Law enforcement agencies are not the only ones who comb through evidence following a motor vehicle crash involving serious injuries or fatalities. The drivers and passengers' insurance companies require details to support or discredit accident injury and wrongful death claims.
Auto insurance is designed to pay for property and personal damage caused by an at-fault driver. Liability insurance is mandatory for Illinois car owners. Unfortunately, some motorists drive without insurance or don't have enough coverage to pay all the bills associated with a collision.
Insurance companies are profit-making businesses. Claims adjusters try to resolve accident claims that save the insurer money, sometimes by denying all or part of an insured or victim's claim. Legal action may be necessary to ensure a reasonable settlement or damages are paid.
Evidence must support criminal charges, as well as insurance claims and civil complaints. Charges and claims against a driver can be dropped or diminished without proof of wrongdoing or negligence. Unfairly dismissed or denied claims often threaten the financial wellbeing of accident victims.
A 66-year-old southern Illinois man suffered critical injuries in a recent pedestrian accident. His 67-year-old wife did not survive. The O'Fallon couple was hit by a car as they were leaving a park where another family member was taking part in a sporting event.
As sad as circumstances may be, the injury or death of a crash victim is not proof that a crime was committed.
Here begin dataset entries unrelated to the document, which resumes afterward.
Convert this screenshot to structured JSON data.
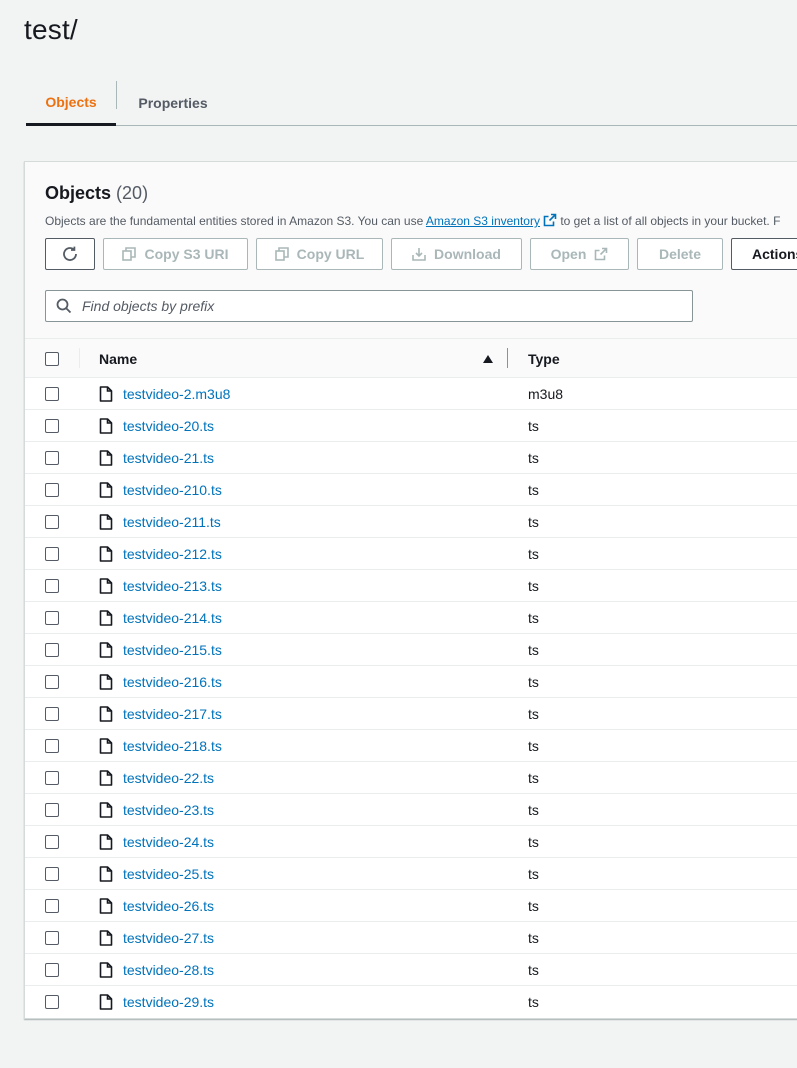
{
  "page": {
    "title": "test/"
  },
  "tabs": [
    {
      "label": "Objects",
      "active": true
    },
    {
      "label": "Properties",
      "active": false
    }
  ],
  "objects_panel": {
    "title": "Objects",
    "count": "(20)",
    "description_prefix": "Objects are the fundamental entities stored in Amazon S3. You can use ",
    "inventory_link": "Amazon S3 inventory",
    "description_suffix": " to get a list of all objects in your bucket. F",
    "toolbar": {
      "refresh_icon": "refresh-icon",
      "copy_s3_uri": "Copy S3 URI",
      "copy_url": "Copy URL",
      "download": "Download",
      "open": "Open",
      "delete": "Delete",
      "actions": "Actions"
    },
    "search": {
      "placeholder": "Find objects by prefix",
      "value": ""
    },
    "columns": {
      "name": "Name",
      "type": "Type",
      "sort": "ascending"
    },
    "rows": [
      {
        "name": "testvideo-2.m3u8",
        "type": "m3u8"
      },
      {
        "name": "testvideo-20.ts",
        "type": "ts"
      },
      {
        "name": "testvideo-21.ts",
        "type": "ts"
      },
      {
        "name": "testvideo-210.ts",
        "type": "ts"
      },
      {
        "name": "testvideo-211.ts",
        "type": "ts"
      },
      {
        "name": "testvideo-212.ts",
        "type": "ts"
      },
      {
        "name": "testvideo-213.ts",
        "type": "ts"
      },
      {
        "name": "testvideo-214.ts",
        "type": "ts"
      },
      {
        "name": "testvideo-215.ts",
        "type": "ts"
      },
      {
        "name": "testvideo-216.ts",
        "type": "ts"
      },
      {
        "name": "testvideo-217.ts",
        "type": "ts"
      },
      {
        "name": "testvideo-218.ts",
        "type": "ts"
      },
      {
        "name": "testvideo-22.ts",
        "type": "ts"
      },
      {
        "name": "testvideo-23.ts",
        "type": "ts"
      },
      {
        "name": "testvideo-24.ts",
        "type": "ts"
      },
      {
        "name": "testvideo-25.ts",
        "type": "ts"
      },
      {
        "name": "testvideo-26.ts",
        "type": "ts"
      },
      {
        "name": "testvideo-27.ts",
        "type": "ts"
      },
      {
        "name": "testvideo-28.ts",
        "type": "ts"
      },
      {
        "name": "testvideo-29.ts",
        "type": "ts"
      }
    ]
  },
  "colors": {
    "accent": "#ec7211",
    "link": "#0073bb",
    "text": "#16191f",
    "muted": "#545b64",
    "disabled": "#aab7b8"
  }
}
Police have not determined whether the driver will be charged for the fatal accident.
A criminal investigation can be closed long before doctors determine whether or when an accident victim will get better. The case then becomes a civil matter, which may require the help of a judge or jury. Car accident victims and families frequently turn to attorneys to help them cope with police and insurance investigations during painful recoveries or grief over a loved one's death.
bnd.com, "'Service-minded' woman dies after O'Fallon crash" Scott Wuerz, Sep. 16, 2013